Form Action Attribute
Right click the top of the form and select “inspect” from the drop-down menu to open the web inspector. You should see a
<form> element with an
action attribute with a value that starts with
“https://docs.google.com/...”. Double click on the value, copy and add it to your form’s empty action attribute.
Time to inspect the first question. If you right click over the first question and select “inspect” it will show you where in the HTML to start drilling down to find the info required for your custom form: the name attribute.
You will notice that all of the questions are included in a div with a
role attribute with a value of
listitem. Open up the first one by pressing the grey triangle to the left of the div.
Find the div that contains the radio buttons. Open that up. Inside that div, you should see an input element where the type attribute has a value of

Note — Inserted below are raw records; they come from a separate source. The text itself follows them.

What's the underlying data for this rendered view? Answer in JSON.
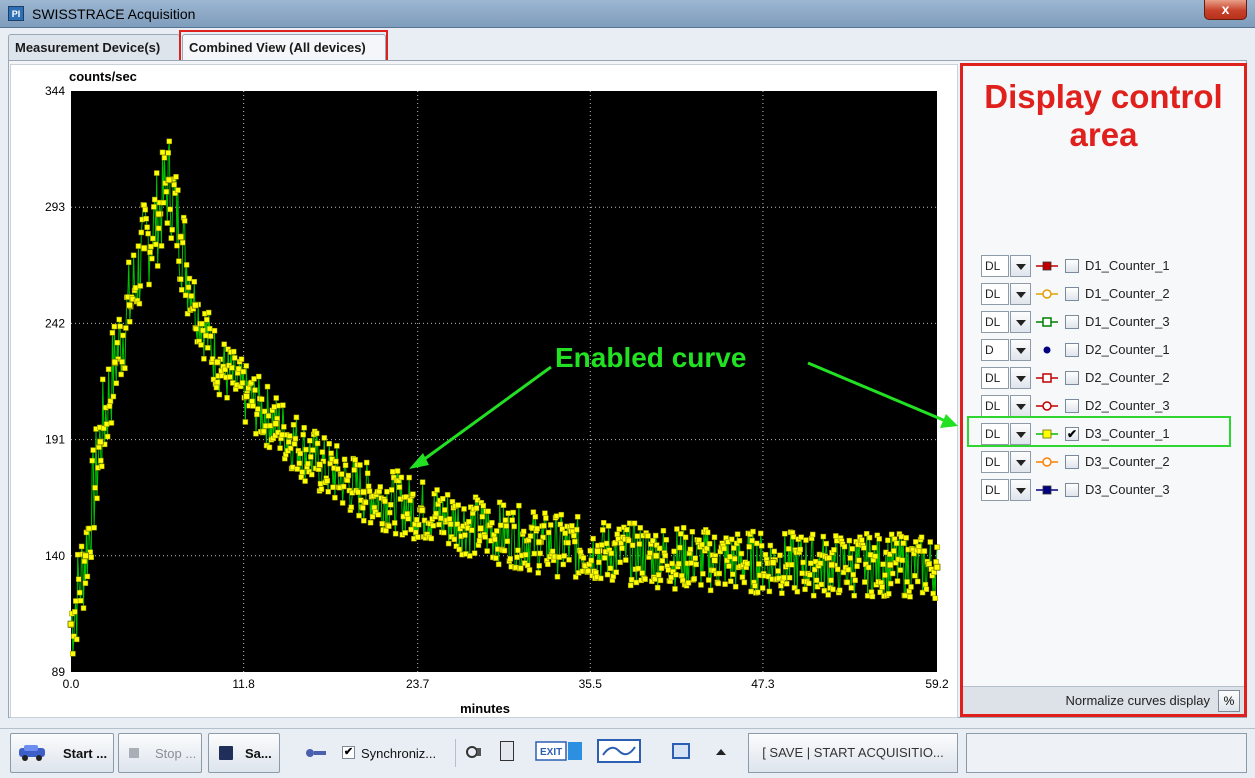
{
  "window": {
    "title": "SWISSTRACE Acquisition",
    "icon_text": "PI",
    "close_label": "x"
  },
  "tabs": [
    {
      "label": "Measurement Device(s)"
    },
    {
      "label": "Combined View (All devices)"
    }
  ],
  "chart_data": {
    "type": "line",
    "ylabel": "counts/sec",
    "xlabel": "minutes",
    "xlim": [
      0.0,
      59.2
    ],
    "ylim": [
      89,
      344
    ],
    "xticks": [
      "0.0",
      "11.8",
      "23.7",
      "35.5",
      "47.3",
      "59.2"
    ],
    "yticks": [
      "89",
      "140",
      "191",
      "242",
      "293",
      "344"
    ],
    "grid": true,
    "series": [
      {
        "name": "D3_Counter_1",
        "marker": "square",
        "color": "#ffff00",
        "line_color": "#00c000",
        "x": [
          0.0,
          1.0,
          2.0,
          3.0,
          4.0,
          5.0,
          6.0,
          6.7,
          7.5,
          8.5,
          10.0,
          12.0,
          14.0,
          17.0,
          20.0,
          24.0,
          28.0,
          32.0,
          36.0,
          40.0,
          44.0,
          48.0,
          52.0,
          56.0,
          59.2
        ],
        "values": [
          110,
          140,
          190,
          225,
          250,
          275,
          290,
          305,
          280,
          250,
          225,
          210,
          198,
          180,
          168,
          160,
          152,
          146,
          142,
          140,
          138,
          137,
          136,
          136,
          135
        ]
      }
    ]
  },
  "annotations": {
    "enabled_curve": "Enabled curve",
    "display_control": "Display control area"
  },
  "controls": {
    "rows": [
      {
        "mode": "DL",
        "label": "D1_Counter_1",
        "checked": false,
        "marker": "filled-square",
        "color": "#c00000"
      },
      {
        "mode": "DL",
        "label": "D1_Counter_2",
        "checked": false,
        "marker": "circle",
        "color": "#e0a000"
      },
      {
        "mode": "DL",
        "label": "D1_Counter_3",
        "checked": false,
        "marker": "square",
        "color": "#008000"
      },
      {
        "mode": "D",
        "label": "D2_Counter_1",
        "checked": false,
        "marker": "dot",
        "color": "#000080"
      },
      {
        "mode": "DL",
        "label": "D2_Counter_2",
        "checked": false,
        "marker": "square",
        "color": "#c00000"
      },
      {
        "mode": "DL",
        "label": "D2_Counter_3",
        "checked": false,
        "marker": "circle",
        "color": "#c00000"
      },
      {
        "mode": "DL",
        "label": "D3_Counter_1",
        "checked": true,
        "marker": "square",
        "color": "#ffff00"
      },
      {
        "mode": "DL",
        "label": "D3_Counter_2",
        "checked": false,
        "marker": "circle",
        "color": "#ff8000"
      },
      {
        "mode": "DL",
        "label": "D3_Counter_3",
        "checked": false,
        "marker": "filled-square",
        "color": "#000080"
      }
    ],
    "normalize_label": "Normalize curves display",
    "normalize_button": "%"
  },
  "toolbar": {
    "start": "Start ...",
    "stop": "Stop ...",
    "save": "Sa...",
    "synchronize": "Synchroniz...",
    "start_acquisition": "[ SAVE | START ACQUISITIO...",
    "exit_label": "EXIT"
  }
}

hidden, and also a name attribute with a value of
Copy and paste that name value into your own code - remembering that all inputs for radio buttons have the same name attribute.
For the next question it is a similar process, but you have to go one level deeper to find the
<input> element. In the example, there are 5 checkbox options - and each have the same value in their name attribute. Copy and paste the name values into your own code.
For the drop-down question, only one name attribute is required on the
<select> element. When inspecting the Google Form, look for a div with a role attribute of
<input> value should be right after it. Copy and paste the name value into your code.
Although the single line text field is arguably one of the simpler form widgets, you have to drill down fairly deep in the code to find the input. Keep drilling down until you find it, copy and paste the name value into your code.
For the multi-line text field, you are looking for a
<textarea> element instead of an
<input>. Keep drilling down until you find it, copy and paste the name value into your code.
Getting repetitive yet? There’s less drilling down required for the linear range or “scale” question. Find the
<input> element, copy and paste the name value into your code.
Two more to go! For the date field, you will find that there isn’t just one
<input> generated, but three! Each input field has the same name attribute, but with
_day appended to them, respectively. Since we only have one input field in our custom code, we will be copying and pasting the name value and then remove the underscore and the word that follows it.
It’s a similar story with the time field. There are two
<input>s, each with
_minute appended to them. Copy and paste the name value into your own code, and then remove the underscore and the word that follows it.
Test it out
And with the last input field populated with the correct name attribute, your form is fully hooked up and ready to test out. Try answering the questions and submitting the form yourself, then check the spreadsheet where responses are recording. You should see all your answers in their corresponding columns.
STEP 6: Customize the Layout with CSS
Congratulations - the form is complete, and fully hooked up to record data in Google Sheets! But, it probably looks pretty boring. Now you have the chance to go in and add some styles with CSS.
Looking for some inspiration? Here is the final form with some styles applied: